Two exchange operators have announced plans to launch artificial intelligence tools for market surveillance in the coming months and officials at a Wall Street regulators say they are about to do the same thing.
The software could snuffle around chat-room messages to detect dubious bragging around a big trade. It could be used to unravel complex issues, like “layering,” where orders are rapidly sent to exchanges and then canceled to move a stock price.
Tom Gira, executive vice president for market regulation at the Financial Industry Regulatory Authority (FINRA) said that the software could track down something dodgy which no one has thought of before.
FINRA plans to test the AI software next year, while Nasdaq and the London Stock Exchange Group expect to use it by the end of the year. The exchange operators also plan to sell the technology to banks and fund managers, so that they can monitor their traders.
Market surveillance already relies on algorithms to detect patterns in trading data that may signal manipulation and prompt staff to investigate.
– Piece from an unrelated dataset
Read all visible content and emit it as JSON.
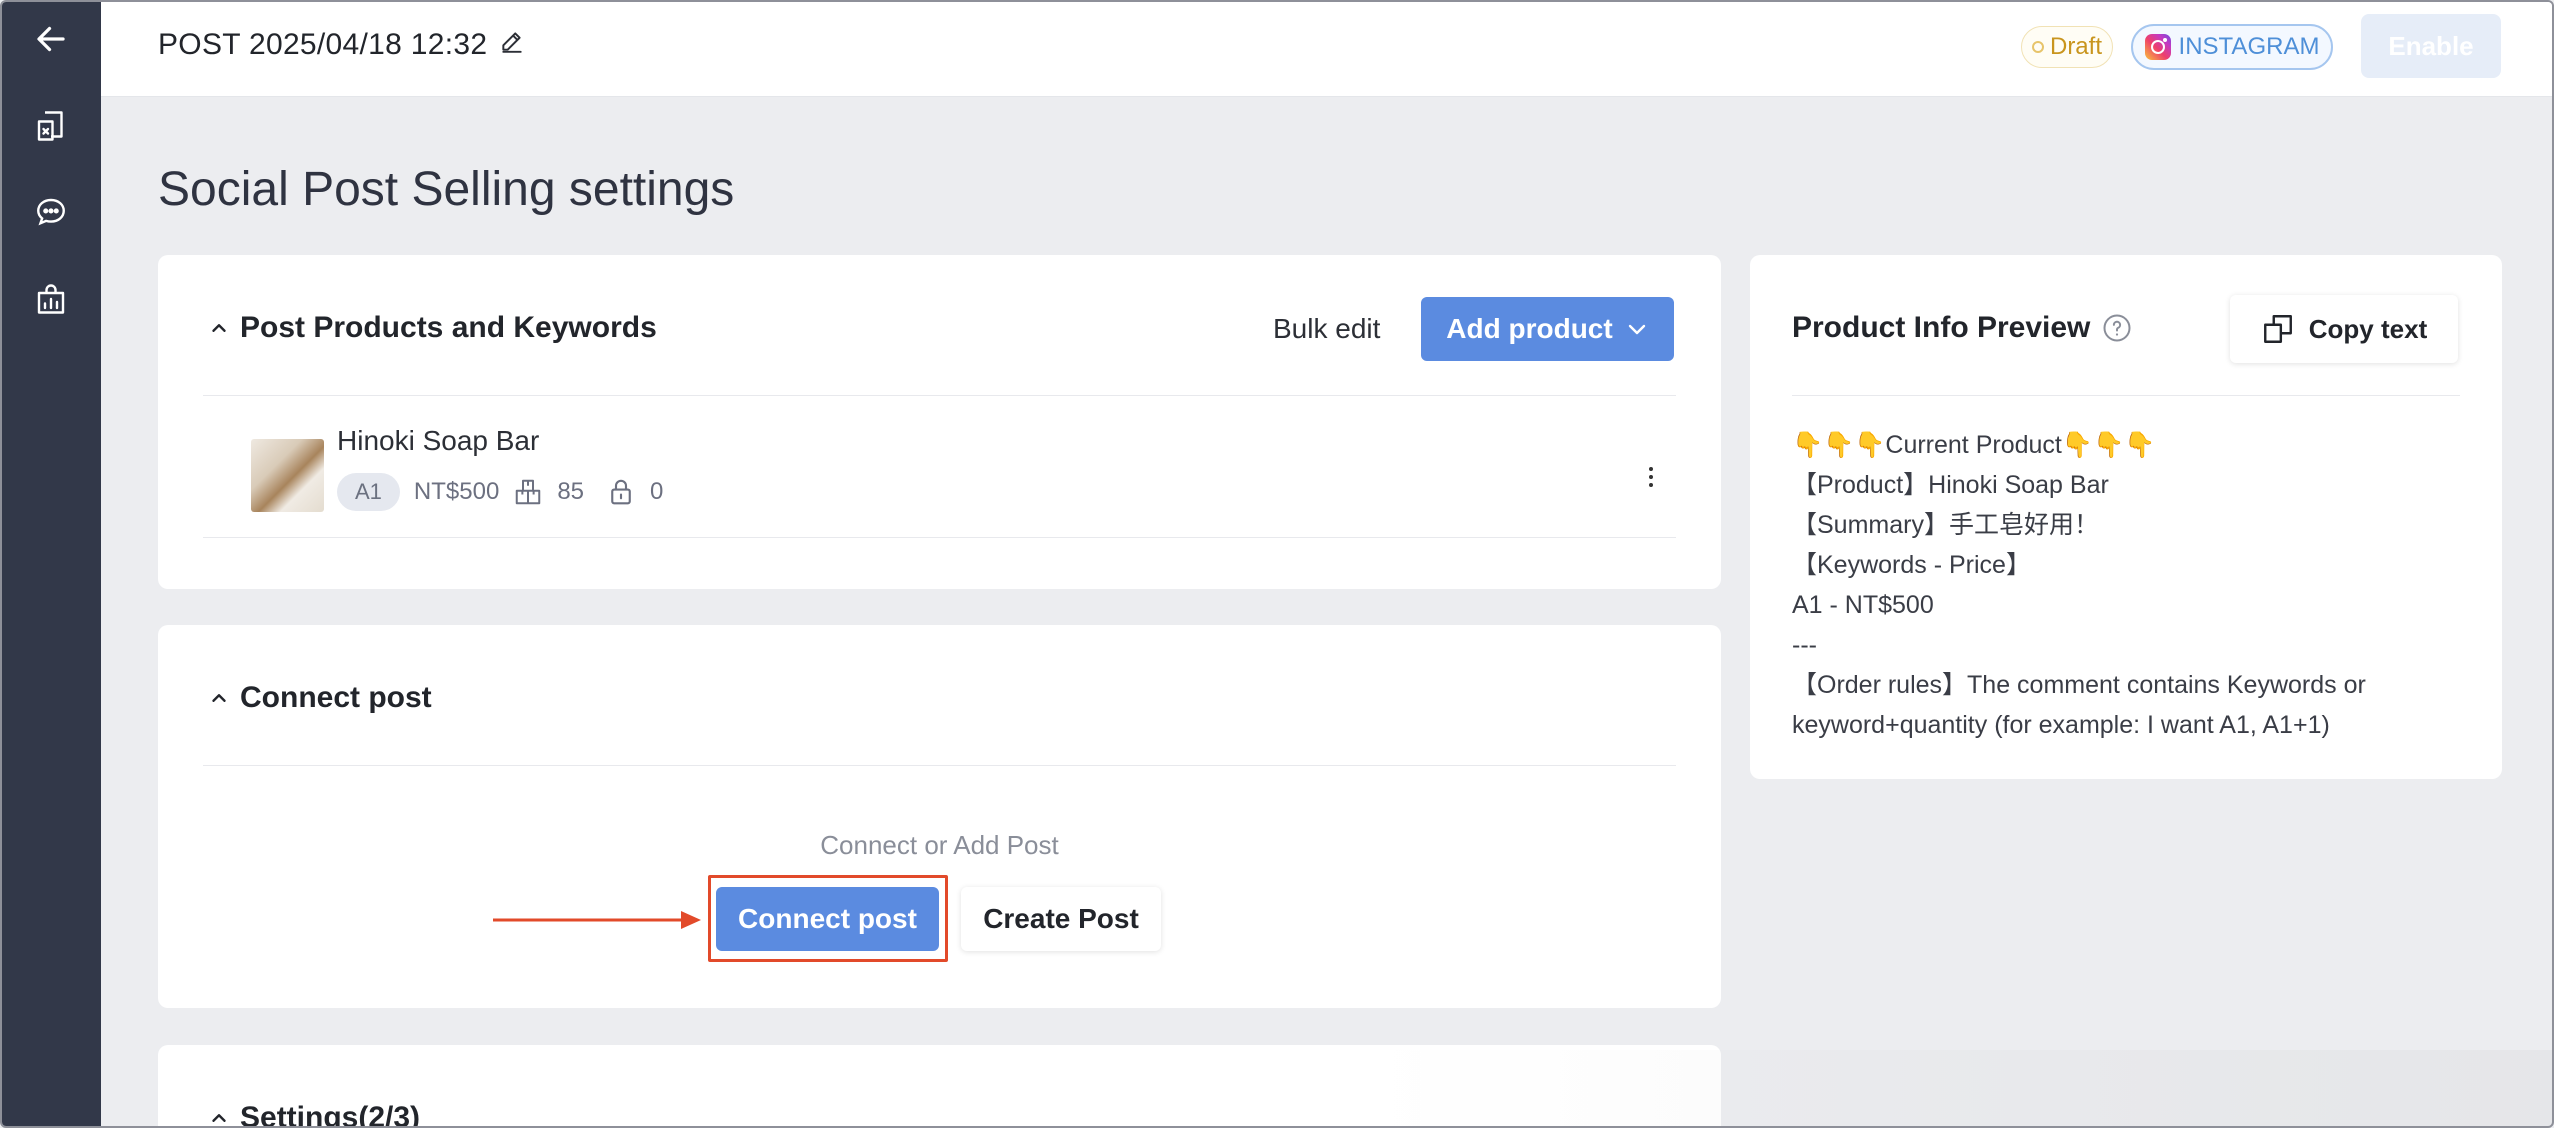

But the problem is that the high volume of data can lead to an overwhelming number of alerts, most of which are false alarms.
The “machine learning” software it is developing will be able to look beyond those set patterns and understand which situations truly warrant red flags, said Gira.